We spoke to the man behind Jimmy McGill about Gus Fring, Cranston joining the team and his love of Alan Partridge
Hi Bob. Where are you at the moment?
I’m currently outside, at my very own Hollywood pool. It’s the greatest pool ever, I mean it. Really nice. Like most people in Hollywood though, I never get to use it. I’m just working and shit, I never have the time to actually go in.
Sorry to hear that
Yeah but it’s OK, I’m just outside, looking at it, I’m starting to make everyone feel bad about my success. But I’m really happy, it’s good to be too busy to use your own pool.
You’ve been working on Better Call Saul. What happens this season then?
This year we see my character, Jimmy McGill, really move forward to ‘become’ his alias Saul Goodman. This show isn’t going to last forever, but this year we move a big step closer, in my eyes anyway. The plan is obviously to bring him back to where we met him in Breaking Bad.
Breaking Bad’s uber-villain Gus Fring appears this year, doesn’t he?
He does. It’s no cameo, he’s a very big part of the season, we see into more of his world. I think the guys behind the show are more confident in regards to what Better Call Saul can be, and the crime and the comedy elements really amp up this year.
With the UK in a bit of a mess at the moment, and the US in a bit of a mess at the moment, do you think comedy is more or less effective in these dire times?
[Long sigh] Maybe it’s because I’m older, but everything seems pretty serious right now, you know? Comedy doesn’t seem like one of the tools that will help people see what’s going on, and understand it on a deeper level. It certainly doesn’t seem like it’ll turn the tide on anything. I think comedy is necessary, but not at the top of the list of what matters now.
Real life is quite stressful
It is. But the relatively new problem is that audiences are split up, it’s actually very hard to influence people anywhere. It can feel like there’s no broader opinion; everyone has their favourite comedy show, a trusted news source, a curated news feed they follow on social media. It makes things a lot less powerful.
That’s quite bleak
Sorry buddy. But I’d say Saturday Night Live is killing it, it’s so powerful right now. It’s well written, the political stuff is funny and it’s making people happy while also being fearless and diving into the wider problems in the US. For me, I like a safer world, I don’t know if my talents are up to this.
Do you still keep in touch with Brian Cranston?
We don’t text all the time or hang out in bars, but I see him occasionally. He watches the show, he’s really proud of it, there’s talk of him helping us out soon, maybe directing an episode, we’d really like to get him on board.
I read you’re working on a memoir. How’s that going?
Oh man. I’m supposed to be working on it right now. I think it’s going OK, we’ll see. To be honest I’ve been watching a lot of Alan Partridge with my son, I was watching it when you called. I’m such a fan. It’s so funny. But the book! I’ll get there, I’m still figuring out what kind of story I’m able to tell.
You’ve played a lot of morally corrupt and cynical characters. Do you think it has made you more or less cynical as a person?

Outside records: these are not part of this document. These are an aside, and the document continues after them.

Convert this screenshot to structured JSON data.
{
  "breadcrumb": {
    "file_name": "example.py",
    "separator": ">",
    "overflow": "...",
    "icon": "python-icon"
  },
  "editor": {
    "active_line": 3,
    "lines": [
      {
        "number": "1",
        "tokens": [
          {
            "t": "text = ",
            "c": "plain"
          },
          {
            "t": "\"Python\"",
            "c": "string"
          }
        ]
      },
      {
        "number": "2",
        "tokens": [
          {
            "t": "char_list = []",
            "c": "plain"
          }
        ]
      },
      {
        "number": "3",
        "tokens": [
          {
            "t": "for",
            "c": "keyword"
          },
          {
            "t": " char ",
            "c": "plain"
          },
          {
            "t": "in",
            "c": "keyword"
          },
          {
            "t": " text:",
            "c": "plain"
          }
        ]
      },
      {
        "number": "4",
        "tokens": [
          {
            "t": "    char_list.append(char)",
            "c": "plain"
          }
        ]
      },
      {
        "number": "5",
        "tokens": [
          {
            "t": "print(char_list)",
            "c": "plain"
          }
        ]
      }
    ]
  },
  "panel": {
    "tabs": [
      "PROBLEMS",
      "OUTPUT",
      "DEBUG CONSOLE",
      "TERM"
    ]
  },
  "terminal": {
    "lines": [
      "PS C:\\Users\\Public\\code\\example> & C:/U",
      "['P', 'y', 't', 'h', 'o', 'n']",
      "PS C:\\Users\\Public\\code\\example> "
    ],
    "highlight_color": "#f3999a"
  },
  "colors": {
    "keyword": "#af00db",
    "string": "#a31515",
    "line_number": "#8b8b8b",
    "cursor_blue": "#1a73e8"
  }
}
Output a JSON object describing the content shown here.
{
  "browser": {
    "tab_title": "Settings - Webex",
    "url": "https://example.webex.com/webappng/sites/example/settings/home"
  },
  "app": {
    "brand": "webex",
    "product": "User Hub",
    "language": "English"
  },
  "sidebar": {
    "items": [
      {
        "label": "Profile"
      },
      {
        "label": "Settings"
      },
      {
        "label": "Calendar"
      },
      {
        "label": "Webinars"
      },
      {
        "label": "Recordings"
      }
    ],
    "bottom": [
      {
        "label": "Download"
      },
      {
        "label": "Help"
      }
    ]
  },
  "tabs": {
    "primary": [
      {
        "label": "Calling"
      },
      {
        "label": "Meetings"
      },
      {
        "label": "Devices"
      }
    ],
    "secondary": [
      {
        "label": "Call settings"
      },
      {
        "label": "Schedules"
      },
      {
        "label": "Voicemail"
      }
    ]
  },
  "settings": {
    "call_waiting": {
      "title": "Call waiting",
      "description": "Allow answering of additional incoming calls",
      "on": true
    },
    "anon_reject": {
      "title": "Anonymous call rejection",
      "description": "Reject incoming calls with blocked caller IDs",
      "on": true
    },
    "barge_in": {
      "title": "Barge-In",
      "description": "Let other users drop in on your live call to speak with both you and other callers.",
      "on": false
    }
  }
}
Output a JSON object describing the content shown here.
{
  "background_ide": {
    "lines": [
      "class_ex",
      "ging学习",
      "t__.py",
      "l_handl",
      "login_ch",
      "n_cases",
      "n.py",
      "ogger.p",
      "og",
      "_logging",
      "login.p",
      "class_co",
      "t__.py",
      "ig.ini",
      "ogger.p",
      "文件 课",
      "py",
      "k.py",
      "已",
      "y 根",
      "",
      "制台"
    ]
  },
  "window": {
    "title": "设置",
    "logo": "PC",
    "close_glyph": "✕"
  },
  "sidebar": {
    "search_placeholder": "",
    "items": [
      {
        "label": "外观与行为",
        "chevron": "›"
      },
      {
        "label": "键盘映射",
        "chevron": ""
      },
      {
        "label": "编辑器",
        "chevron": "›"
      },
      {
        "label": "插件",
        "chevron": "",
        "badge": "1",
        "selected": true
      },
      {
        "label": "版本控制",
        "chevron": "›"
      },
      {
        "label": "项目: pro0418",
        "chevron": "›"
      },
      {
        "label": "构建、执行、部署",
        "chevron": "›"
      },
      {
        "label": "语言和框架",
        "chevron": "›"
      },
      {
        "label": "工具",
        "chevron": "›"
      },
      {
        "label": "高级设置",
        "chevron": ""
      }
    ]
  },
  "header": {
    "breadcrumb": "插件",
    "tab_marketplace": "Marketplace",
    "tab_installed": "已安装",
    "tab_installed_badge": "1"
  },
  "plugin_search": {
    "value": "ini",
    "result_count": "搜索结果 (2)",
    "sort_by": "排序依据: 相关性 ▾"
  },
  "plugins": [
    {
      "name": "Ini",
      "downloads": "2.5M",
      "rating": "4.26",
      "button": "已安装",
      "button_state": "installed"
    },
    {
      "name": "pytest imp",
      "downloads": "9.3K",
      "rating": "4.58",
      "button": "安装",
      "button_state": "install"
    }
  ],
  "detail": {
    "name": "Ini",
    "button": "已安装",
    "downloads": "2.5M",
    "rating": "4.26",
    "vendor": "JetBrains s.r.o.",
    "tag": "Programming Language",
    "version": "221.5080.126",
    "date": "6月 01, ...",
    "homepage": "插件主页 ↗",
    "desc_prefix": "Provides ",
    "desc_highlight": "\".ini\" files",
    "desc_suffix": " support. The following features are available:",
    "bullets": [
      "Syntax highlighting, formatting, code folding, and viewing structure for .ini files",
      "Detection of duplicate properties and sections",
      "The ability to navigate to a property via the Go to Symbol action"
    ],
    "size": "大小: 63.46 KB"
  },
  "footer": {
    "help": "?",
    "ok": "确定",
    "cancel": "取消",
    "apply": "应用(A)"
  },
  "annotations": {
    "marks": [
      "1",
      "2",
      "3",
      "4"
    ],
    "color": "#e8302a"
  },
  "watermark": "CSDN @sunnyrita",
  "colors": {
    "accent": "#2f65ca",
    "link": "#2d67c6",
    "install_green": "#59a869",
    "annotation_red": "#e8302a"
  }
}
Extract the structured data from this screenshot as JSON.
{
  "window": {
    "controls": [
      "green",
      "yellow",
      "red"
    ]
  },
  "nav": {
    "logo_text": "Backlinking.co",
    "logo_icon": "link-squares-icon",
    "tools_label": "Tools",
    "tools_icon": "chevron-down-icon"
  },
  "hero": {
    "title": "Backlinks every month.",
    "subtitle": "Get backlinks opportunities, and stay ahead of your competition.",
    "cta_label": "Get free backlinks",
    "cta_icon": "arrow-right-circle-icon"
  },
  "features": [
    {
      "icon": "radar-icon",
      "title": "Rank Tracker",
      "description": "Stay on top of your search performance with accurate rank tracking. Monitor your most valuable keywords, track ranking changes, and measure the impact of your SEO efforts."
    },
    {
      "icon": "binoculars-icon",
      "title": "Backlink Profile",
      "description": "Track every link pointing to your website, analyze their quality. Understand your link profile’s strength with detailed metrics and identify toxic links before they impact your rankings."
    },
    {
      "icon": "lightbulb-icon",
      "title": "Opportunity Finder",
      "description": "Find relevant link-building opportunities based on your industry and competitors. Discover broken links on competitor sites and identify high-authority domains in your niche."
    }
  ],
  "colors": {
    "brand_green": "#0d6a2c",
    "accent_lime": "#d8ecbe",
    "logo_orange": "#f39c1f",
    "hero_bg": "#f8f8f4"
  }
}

Wow, OK. I think acting can make you more sympathetic to other people, even if the role you're playing is bleak or corrupt, you feel sympathy for them because you're inhabiting that mentality, even if it is only temporarily. Jimmy really shuts down this season, emotionally, he gets madder at the world for not being as forgiving as he would like it to be, and I feel for him in that journey. Because there are all kinds of people mad at the world, people who feel betrayed by their own luck or fortune. I get it. Someone once asked me, during Breaking Bad, if I saw Saul Goodman at a party, would I talk to him? I was like no way, I wouldn't go near that guy. But doing this show, exploring the choices someone like him has to make to survive, seeing how people cut themselves off from hope and human connections, I feel more sympathetic.
There’s a petition online for you to voice a character in Rick & Morty. Would you do it?
I haven’t seen it, but the show is in my orbit. I know Dan [Harman, creator] and Chris Parnell [voice of Jerry]. Should I drop them a line, or wait for them to call me? Basically, I’ll consider it.
Not that you need any more work on your plate
That’s true. But you know what? I’m in a good place, literally! Seriously, you should see this pool.